In addition to the low rate of disease incidence (83% didn’t get it), the curious part of Figure 2 for me is that there’s not a whole lot of difference between young and old passengers in terms of how many didn’t get coronavirus. For example, sixty to sixty-nine-year-old passengers stayed healthier than teenagers. And three-quarters of the oldest group, those over eighty, didn’t get the virus. Go figure. Buncha virus resistant old geezers, I guess …
Next, slightly less than half the passengers (48.6% ± 2.0%) who got the disease showed NO symptoms. If this disease is so dangerous, how come half the people who got it showed no symptoms at all? Here’s the breakdown by age:
Figure 3. Percentage of Diamond Princess passengers who had coronavirus but were symptom-free. There was only one illness among the youngest group, and they were symptom-free. As in Figure 2, the “whiskers” on each bar of the graph show the uncertainty.
Again, a curious distribution. Young and old were more likely to be symptom-free, while people in their 20s, 30s, and 40s were more likely to show symptoms. Who knew?
There were a total of 7 deaths among those on board. All of them were in people over seventy. So even though the generally young were more likely to show symptoms if they had it, it hits old people the hardest.
Finally, according to the study, the age-adjusted infection fatality rate was 1.2% (0.38%–2.7%). Note the wide uncertainty range, due to the small number of deaths.
For me, this is all good news. 83% of the people on the ship didn’t get it, despite perfect conditions for transmission. If you get it, you have about a 50/50 chance of showing no symptoms at all. And the fatality rate is lower than the earlier estimates of 2% or above.
It is particularly valuable to know that about half the cases are asymptomatic. It lets us adjust a mortality rate calculated from observations, since half of the cases are symptom-free and likely unobserved.
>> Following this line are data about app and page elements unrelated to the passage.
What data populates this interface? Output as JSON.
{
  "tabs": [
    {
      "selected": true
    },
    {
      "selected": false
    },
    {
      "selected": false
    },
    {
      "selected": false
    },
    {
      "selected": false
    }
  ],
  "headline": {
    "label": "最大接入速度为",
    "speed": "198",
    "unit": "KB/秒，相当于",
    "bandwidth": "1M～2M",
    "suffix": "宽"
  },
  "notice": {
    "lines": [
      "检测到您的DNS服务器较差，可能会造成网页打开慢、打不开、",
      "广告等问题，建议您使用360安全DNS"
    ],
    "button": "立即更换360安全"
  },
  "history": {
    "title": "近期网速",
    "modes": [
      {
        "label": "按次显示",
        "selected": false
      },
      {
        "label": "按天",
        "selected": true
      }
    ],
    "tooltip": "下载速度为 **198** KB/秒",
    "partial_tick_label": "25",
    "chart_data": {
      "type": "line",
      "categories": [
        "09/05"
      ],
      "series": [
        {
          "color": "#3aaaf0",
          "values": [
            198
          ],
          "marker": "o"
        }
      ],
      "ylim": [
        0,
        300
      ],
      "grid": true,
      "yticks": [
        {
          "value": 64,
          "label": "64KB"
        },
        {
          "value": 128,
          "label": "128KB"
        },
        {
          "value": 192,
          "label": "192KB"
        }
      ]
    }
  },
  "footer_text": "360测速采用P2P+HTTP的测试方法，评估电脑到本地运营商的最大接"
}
It also gives a better idea of how many cases there are in a given population.
To close out, I took a look at the current state of play of total coronavirus deaths in a few selected countries. Figure 4 shows that result.
Figure 4. Deaths from coronavirus in four countries. Note that the scale is logarithmic, so an exponential growth rate plots as a straight line. Blue scale on right shows the deaths as a percentage of the total population.
At this point at least, it doesn’t appear that we are following the Italian trajectory. However … it’s still early days.
Finally, a plea for proportion. US coronavirus deaths are currently at 67, we’ll likely see ten times that number, 670 or so, might be a thousand or three … meanwhile, 3,100 people die in US traffic accidents … and that’s not 3,100 once in a decade, or 3,100 per year.
That’s 3,100 dead from auto accidents EACH AND EVERY MONTH … proportion …
My best to all on a day with both sun and rain here, what’s not to like?
As Always: When you comment please quote the exact words you are referring to, so we can all understand who and what you are discussing.
Terminology: Yes, I know that the virus is now called 2019-nCoV, that it stands for 2019 novel CoronaVirus, and that the disease is called Covid-19, and that it stands for COronaVIrus Disease 2019 … so sue me. I write to be understood.
Data: For those interested in getting the data off the web using the computer language R, see the method I used here.
Other Data: A big hat tip to Stephen Mosher for alerting me to this site, where you can model epidemics to your heart’s content … Mosh splits his working time between Seoul and Beijing, he’s in the heart of the epidemic seeing it up close and personal, and he knows more about it than most.